___ Exercise input

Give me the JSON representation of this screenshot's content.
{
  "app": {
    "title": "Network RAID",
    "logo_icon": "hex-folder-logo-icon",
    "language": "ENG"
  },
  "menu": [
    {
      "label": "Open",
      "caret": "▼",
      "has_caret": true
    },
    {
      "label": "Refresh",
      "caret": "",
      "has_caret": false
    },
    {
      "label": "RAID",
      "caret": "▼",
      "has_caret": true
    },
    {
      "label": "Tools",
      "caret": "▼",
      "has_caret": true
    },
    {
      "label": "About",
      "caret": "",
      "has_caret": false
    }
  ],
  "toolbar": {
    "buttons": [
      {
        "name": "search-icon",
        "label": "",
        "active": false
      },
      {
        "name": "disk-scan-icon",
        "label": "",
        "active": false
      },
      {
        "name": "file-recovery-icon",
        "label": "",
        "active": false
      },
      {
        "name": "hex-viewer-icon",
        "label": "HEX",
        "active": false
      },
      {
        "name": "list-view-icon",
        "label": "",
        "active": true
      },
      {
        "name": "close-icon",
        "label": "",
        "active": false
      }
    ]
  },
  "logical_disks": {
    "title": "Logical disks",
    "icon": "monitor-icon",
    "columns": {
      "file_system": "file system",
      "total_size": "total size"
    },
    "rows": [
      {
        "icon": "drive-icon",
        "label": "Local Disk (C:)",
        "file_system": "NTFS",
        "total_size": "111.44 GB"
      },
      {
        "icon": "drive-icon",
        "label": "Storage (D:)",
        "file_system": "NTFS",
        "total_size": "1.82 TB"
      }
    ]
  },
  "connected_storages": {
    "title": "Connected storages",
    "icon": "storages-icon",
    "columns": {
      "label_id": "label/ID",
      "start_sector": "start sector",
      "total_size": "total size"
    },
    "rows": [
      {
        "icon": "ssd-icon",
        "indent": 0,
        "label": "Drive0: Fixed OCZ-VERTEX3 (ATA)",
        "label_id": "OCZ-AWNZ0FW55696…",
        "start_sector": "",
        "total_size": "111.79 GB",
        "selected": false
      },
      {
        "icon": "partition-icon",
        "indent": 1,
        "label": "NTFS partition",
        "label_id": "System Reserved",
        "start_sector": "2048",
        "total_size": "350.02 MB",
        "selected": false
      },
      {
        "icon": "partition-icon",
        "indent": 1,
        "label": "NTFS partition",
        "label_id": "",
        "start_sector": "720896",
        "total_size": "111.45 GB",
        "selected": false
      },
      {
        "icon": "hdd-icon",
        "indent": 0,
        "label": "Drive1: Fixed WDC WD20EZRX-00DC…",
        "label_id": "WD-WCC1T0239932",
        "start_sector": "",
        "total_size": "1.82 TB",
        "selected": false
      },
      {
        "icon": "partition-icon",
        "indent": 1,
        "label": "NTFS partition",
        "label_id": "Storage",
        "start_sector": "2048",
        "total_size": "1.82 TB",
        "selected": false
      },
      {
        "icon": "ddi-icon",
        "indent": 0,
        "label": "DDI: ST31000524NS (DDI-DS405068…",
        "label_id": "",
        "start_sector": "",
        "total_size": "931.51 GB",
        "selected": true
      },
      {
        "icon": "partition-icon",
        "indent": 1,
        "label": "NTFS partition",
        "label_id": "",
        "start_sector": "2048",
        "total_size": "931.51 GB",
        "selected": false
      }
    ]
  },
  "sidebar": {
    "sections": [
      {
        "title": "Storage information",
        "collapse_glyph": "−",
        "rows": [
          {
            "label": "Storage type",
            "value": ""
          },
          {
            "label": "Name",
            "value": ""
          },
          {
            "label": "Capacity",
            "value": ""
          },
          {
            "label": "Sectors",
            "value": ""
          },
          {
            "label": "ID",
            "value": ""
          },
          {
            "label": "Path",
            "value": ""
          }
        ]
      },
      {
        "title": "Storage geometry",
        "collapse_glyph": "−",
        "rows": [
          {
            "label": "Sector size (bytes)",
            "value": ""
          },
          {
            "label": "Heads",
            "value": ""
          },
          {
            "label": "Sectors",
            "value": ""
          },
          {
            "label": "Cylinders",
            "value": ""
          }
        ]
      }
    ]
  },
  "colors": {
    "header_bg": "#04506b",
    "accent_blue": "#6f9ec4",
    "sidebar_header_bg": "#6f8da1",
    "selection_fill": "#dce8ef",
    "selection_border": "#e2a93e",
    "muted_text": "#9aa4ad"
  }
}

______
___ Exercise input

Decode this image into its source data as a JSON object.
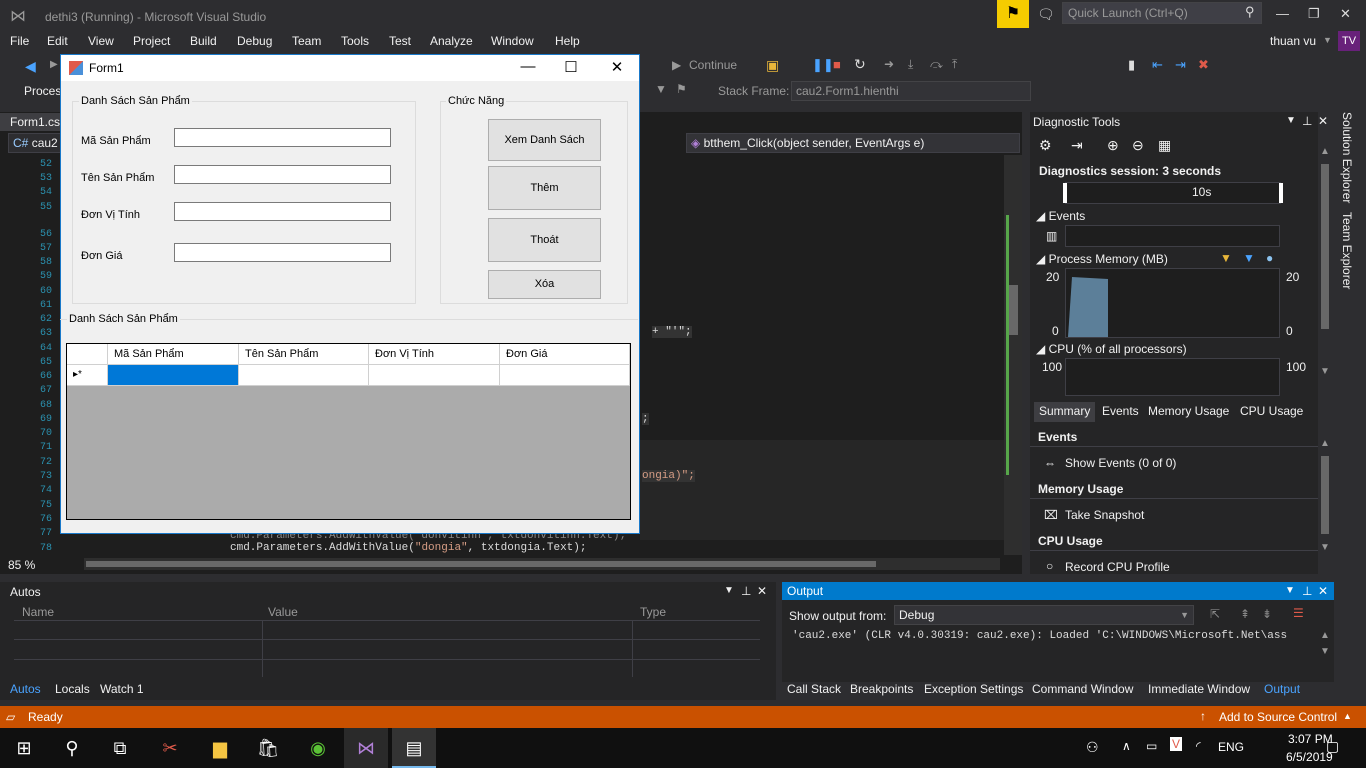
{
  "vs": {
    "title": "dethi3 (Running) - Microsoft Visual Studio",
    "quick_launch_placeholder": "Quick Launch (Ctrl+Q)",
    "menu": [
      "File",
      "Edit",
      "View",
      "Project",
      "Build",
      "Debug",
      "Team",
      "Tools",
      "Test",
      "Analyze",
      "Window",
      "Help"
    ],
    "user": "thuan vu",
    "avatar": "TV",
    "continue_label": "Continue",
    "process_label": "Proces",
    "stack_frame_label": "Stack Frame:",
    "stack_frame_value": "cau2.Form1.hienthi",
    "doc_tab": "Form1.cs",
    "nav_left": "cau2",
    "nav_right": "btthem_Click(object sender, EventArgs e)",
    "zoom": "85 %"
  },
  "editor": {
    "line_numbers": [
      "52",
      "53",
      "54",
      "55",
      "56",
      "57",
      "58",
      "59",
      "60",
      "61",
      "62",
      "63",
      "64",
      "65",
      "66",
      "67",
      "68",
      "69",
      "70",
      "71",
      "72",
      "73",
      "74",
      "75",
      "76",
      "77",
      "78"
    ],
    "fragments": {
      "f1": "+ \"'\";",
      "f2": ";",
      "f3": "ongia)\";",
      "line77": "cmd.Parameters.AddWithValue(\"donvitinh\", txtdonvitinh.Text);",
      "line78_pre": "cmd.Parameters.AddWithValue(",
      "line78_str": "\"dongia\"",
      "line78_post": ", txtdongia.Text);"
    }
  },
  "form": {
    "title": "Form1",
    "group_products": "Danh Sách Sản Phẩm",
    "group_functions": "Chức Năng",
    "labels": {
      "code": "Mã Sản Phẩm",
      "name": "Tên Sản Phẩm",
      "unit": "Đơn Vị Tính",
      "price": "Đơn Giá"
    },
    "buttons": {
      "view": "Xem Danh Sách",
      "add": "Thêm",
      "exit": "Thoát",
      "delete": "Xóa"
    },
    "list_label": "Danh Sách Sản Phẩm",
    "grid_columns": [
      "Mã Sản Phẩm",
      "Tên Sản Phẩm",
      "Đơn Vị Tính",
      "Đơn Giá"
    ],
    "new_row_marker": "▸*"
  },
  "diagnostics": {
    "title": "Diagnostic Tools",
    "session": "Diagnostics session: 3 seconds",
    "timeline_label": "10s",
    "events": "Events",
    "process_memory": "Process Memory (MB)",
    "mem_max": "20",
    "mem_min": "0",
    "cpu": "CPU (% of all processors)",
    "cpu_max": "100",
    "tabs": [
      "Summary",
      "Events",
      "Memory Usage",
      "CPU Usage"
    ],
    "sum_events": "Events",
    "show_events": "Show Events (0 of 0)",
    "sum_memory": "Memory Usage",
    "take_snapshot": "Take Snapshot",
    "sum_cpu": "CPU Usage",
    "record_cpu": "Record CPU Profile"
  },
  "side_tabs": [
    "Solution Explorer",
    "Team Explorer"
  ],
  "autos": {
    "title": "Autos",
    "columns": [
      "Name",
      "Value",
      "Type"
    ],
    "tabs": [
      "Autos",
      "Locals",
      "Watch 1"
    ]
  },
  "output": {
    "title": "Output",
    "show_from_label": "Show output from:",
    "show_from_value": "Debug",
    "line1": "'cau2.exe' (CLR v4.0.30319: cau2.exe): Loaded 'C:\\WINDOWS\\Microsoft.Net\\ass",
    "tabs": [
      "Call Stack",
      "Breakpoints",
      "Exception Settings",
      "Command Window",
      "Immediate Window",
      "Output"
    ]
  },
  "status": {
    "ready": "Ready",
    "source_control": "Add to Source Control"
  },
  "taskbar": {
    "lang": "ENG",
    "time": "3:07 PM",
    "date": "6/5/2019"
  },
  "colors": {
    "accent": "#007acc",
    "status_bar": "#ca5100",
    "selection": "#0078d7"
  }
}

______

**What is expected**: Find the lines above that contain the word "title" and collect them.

**The completed task**:
    "title": "Network RAID",
    "title": "Logical disks",
    "title": "Connected storages",
        "title": "Storage information",
        "title": "Storage geometry",
    "title": "dethi3 (Running) - Microsoft Visual Studio",
    "title": "Form1",
    "title": "Diagnostic Tools",
    "title": "Autos",
    "title": "Output",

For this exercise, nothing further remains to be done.